▶ Work order: Only lines holding "Controller" are wanted; copy each of them from the records below.
[[ Data for this task, beginning ]]
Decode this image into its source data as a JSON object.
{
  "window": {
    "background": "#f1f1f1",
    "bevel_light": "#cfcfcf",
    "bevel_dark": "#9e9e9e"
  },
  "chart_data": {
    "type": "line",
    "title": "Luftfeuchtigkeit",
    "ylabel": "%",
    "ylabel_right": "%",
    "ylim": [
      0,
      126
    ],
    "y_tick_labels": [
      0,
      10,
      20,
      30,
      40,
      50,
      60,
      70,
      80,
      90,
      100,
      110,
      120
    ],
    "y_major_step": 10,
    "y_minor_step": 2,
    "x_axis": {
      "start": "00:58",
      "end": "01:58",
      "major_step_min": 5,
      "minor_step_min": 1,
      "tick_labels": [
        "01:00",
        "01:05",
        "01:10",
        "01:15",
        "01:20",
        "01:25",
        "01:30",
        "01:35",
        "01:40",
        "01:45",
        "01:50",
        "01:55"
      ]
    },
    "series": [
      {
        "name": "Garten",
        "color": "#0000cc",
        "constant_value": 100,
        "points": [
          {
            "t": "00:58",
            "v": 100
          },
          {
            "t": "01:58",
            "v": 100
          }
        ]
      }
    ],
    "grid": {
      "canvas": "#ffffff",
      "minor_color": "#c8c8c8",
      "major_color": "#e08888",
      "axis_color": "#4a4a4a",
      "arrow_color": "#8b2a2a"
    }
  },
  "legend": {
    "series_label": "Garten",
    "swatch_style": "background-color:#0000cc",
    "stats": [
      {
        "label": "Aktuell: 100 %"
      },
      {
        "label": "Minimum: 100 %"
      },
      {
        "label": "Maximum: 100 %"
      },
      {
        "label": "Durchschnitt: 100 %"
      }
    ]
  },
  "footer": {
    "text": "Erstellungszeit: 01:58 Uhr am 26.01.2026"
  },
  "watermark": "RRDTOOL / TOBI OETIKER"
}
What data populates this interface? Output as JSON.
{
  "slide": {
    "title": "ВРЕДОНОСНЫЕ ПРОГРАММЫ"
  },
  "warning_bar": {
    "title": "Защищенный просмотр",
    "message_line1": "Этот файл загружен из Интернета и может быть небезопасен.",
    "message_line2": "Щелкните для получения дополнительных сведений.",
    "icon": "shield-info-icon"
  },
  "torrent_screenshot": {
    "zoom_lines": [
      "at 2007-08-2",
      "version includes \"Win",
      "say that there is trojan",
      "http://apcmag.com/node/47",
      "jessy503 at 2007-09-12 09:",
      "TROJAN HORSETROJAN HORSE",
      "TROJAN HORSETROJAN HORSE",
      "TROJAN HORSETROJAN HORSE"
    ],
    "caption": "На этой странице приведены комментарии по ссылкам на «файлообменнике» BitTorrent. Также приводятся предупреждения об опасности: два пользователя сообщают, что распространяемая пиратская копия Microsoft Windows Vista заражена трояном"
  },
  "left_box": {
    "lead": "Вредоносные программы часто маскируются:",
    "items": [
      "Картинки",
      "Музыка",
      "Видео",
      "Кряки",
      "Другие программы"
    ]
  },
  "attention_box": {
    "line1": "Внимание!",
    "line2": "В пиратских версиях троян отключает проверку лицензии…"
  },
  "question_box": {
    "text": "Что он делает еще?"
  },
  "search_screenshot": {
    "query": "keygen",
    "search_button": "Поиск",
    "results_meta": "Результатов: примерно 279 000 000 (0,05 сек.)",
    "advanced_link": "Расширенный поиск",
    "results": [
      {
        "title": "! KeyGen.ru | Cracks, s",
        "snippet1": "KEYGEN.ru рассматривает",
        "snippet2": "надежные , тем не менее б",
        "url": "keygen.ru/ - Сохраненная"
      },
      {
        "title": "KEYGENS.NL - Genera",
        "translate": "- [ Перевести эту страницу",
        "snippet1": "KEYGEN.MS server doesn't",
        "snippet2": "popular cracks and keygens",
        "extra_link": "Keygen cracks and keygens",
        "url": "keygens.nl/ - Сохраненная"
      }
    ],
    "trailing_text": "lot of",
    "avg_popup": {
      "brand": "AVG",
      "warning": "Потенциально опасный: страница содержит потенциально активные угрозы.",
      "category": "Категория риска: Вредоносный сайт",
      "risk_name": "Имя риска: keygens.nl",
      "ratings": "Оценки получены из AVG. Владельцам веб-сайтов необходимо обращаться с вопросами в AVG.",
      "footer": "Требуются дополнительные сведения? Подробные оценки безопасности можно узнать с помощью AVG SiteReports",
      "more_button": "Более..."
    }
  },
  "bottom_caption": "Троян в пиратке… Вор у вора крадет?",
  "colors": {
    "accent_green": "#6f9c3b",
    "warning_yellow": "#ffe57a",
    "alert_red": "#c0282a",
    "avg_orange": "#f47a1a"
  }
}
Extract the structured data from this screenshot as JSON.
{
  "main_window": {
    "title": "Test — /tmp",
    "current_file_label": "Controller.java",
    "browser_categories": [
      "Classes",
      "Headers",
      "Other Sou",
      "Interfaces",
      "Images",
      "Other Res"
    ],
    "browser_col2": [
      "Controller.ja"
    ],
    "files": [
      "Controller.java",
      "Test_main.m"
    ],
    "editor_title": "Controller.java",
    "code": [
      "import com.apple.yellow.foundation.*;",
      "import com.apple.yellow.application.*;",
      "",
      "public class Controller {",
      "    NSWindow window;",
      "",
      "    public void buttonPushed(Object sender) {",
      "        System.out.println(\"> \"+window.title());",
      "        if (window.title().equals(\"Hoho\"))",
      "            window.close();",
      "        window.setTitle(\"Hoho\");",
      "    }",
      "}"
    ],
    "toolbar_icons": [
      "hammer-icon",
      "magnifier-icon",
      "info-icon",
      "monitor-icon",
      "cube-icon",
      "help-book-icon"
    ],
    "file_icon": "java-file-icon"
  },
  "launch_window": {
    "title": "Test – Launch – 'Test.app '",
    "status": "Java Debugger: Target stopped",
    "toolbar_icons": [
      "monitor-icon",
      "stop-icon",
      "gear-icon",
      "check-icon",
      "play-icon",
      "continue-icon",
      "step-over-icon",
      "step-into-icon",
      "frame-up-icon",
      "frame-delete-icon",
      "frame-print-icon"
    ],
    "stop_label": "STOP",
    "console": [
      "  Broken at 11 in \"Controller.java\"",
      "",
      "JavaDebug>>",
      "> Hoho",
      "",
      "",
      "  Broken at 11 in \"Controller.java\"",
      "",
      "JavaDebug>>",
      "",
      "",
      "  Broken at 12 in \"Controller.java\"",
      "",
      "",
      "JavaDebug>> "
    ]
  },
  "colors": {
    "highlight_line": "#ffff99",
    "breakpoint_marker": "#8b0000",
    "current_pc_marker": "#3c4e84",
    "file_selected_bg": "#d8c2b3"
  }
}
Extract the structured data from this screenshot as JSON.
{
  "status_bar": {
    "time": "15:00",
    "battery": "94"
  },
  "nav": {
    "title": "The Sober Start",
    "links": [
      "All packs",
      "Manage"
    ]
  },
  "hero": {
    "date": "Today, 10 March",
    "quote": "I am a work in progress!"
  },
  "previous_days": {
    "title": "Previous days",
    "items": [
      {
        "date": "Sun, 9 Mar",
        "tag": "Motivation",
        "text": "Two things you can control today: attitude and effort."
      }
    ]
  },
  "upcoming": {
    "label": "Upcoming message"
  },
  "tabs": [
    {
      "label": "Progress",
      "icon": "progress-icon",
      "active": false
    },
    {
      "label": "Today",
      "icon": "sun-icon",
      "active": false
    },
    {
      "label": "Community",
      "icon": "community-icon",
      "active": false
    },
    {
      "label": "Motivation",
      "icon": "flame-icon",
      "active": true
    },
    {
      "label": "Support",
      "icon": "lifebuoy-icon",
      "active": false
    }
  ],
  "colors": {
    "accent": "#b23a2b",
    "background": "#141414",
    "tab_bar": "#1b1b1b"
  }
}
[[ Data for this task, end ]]
▶ Solved exercise:
    "current_file_label": "Controller.java",
      "Controller.ja"
      "Controller.java",
    "editor_title": "Controller.java",
      "public class Controller {",
      "  Broken at 11 in \"Controller.java\"",
      "  Broken at 11 in \"Controller.java\"",
      "  Broken at 12 in \"Controller.java\"",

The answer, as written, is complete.